which boils down to the major options:

  • make config
    (Go through every question, without the possibility to change a option afterwards, meh…)
  • make menuconfig(Ncurses UI) & make gconfig(GTK-based GUI) & make xconfig(QT-based GUI)
    (Quite similar to make config, but easier to use with the user interface)
  • make defconfig
    (Takes the config of the person that created the tree you want to build e.g. Linus)
  • make randconfig
    (Just in case you feel lucky…)
  • make localmodconfig
    (Create a config based on current config and loaded modules (lsmod).
    Disables any module option that is not needed for the loadedmodules. [2])

Building process:

Once that is done, you can build the kernel with the given configuration.

Go to the linux source directory and type:
make
options:

  • -j (number of cores + 1) Speed up the build process, Do not forget the number ;)
    (lookup the number of cores with cat /proc/cpuinfo)
  • ARCH=(X86_64,X86,ARM_64….) Used to build architecture specific code (lookup with uname -m)

If you want to speed up, the compilation of the kernel for repeated builds:
Use ccache, a compile cache for C/C++

This will probably take a while…

Afterwards, you have to build the modules as defined in the configuration with:
sudo make modules_install [-j {Number of CPUs + 1}]
and finally you install the kernel into your system and bootloader with:
sudo make install

Proof

So, how do we proof that we actually have the kernel up and running?
First of all, we can execute uname -r
Example output:

basti@basti:~$ uname -r
5.6.0-10895-g4c205c84e249

This contains two parts:
5.6.0 (The kernel version)
10895-g4c205c84e249 (The local version of the source tree)

To find the current kernel version, go to the kernel source tree and look at:
make kernelversion

And to find the local version of your source tree, type:

make prepare
./scripts/setlocalversion

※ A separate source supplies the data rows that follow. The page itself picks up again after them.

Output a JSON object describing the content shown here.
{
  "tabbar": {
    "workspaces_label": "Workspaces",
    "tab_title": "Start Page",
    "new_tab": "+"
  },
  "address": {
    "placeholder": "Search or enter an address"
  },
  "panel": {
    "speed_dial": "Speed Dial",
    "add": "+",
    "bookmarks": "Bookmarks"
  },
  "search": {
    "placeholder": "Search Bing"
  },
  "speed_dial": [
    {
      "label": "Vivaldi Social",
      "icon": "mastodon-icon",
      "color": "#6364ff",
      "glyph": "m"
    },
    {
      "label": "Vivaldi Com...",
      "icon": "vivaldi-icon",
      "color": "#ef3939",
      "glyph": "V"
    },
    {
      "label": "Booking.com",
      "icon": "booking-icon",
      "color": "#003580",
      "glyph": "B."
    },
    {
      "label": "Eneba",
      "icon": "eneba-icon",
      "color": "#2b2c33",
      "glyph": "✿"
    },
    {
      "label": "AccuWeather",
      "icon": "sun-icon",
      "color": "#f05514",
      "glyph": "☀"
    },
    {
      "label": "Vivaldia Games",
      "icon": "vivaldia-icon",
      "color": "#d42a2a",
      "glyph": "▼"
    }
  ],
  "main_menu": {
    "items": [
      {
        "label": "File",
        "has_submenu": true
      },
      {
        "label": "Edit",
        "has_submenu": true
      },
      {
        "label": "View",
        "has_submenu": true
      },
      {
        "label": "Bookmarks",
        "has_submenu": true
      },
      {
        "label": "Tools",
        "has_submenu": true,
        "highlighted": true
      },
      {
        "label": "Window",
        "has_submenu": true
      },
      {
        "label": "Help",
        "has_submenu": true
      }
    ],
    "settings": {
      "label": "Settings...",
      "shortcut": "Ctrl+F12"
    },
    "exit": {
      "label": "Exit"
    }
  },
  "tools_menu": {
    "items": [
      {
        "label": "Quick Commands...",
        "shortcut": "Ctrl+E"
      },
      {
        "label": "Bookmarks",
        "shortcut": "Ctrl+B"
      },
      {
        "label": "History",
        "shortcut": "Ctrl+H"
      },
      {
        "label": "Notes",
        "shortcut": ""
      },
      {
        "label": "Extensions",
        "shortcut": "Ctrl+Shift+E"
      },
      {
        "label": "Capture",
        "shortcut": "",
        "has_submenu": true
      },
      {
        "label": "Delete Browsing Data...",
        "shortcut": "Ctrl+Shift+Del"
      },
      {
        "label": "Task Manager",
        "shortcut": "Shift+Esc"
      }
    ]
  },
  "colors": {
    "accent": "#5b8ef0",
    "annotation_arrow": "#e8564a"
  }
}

If those match with the uname output, then the kernel is correctly set up.

Update the source tree

The tree will be updated regulary, so the question is:
What should I do to update my source tree to current version?
(This only applies, if you used to git to get source code.)

The changes, that made it to the most recent version of linus’s tree, went through a lot of stages.
If you just try to execute git fetch and git pull, you will encounter a colorful variety of merge conflicts.
This means that we have to fetch the changes and then checkout to the new upstream HEAD.

git fetch origin
git checkout origin/master

But we will encounter a small problem with just doing the checkout: a detached HEAD
What is a detached HEAD?
This is state, where you are no longer within any branch, which is totally fine
for just looking around without making any changes.
But as soon as you want to make changes it becomes a bit problematic.
How to avoid a detached HEAD?
Instead of checking out to the newest commit from the source tree
use git reset --hard origin/master.
That approach will move the HEAD to newest commit and change all your files to the new state.
Careful! any temporary changes made to the source code are lost, that way!
How to merge changes of a detached HEAD into a branch?

  • Get the commit hash of your change git log -n 1
  • Go to the branch you want to use git checkout master
  • Create a temporary branch for the change git branch tmp <commit-hash>
  • Merge the temporary branch into the branch git merge tmp,
    verify that you are on the correct branch before merging with git branch
    [3]

A Problem that I had

No rule to make target 'debian/certs/debian-uefi-certs.pem', needed by 'certs/x509_certificate_list'
I created my config though menuconfig and afterwards the debian certificate was added to the config option:
CONFIG_SYSTEM_TRUSTED_KEYS
You just have to set that option to a empty string (””), to fix this.
[4]

References

[1] Introduction chapter of the Linux kernel in a nutshell book with advice about where to build the Kernel.
[2] About the make localmodconfig from the Kernel README file
[3] Stackoverflow answer for working with a detached HEAD
[4] Answer on linuxquestions

Written on April 6, 2020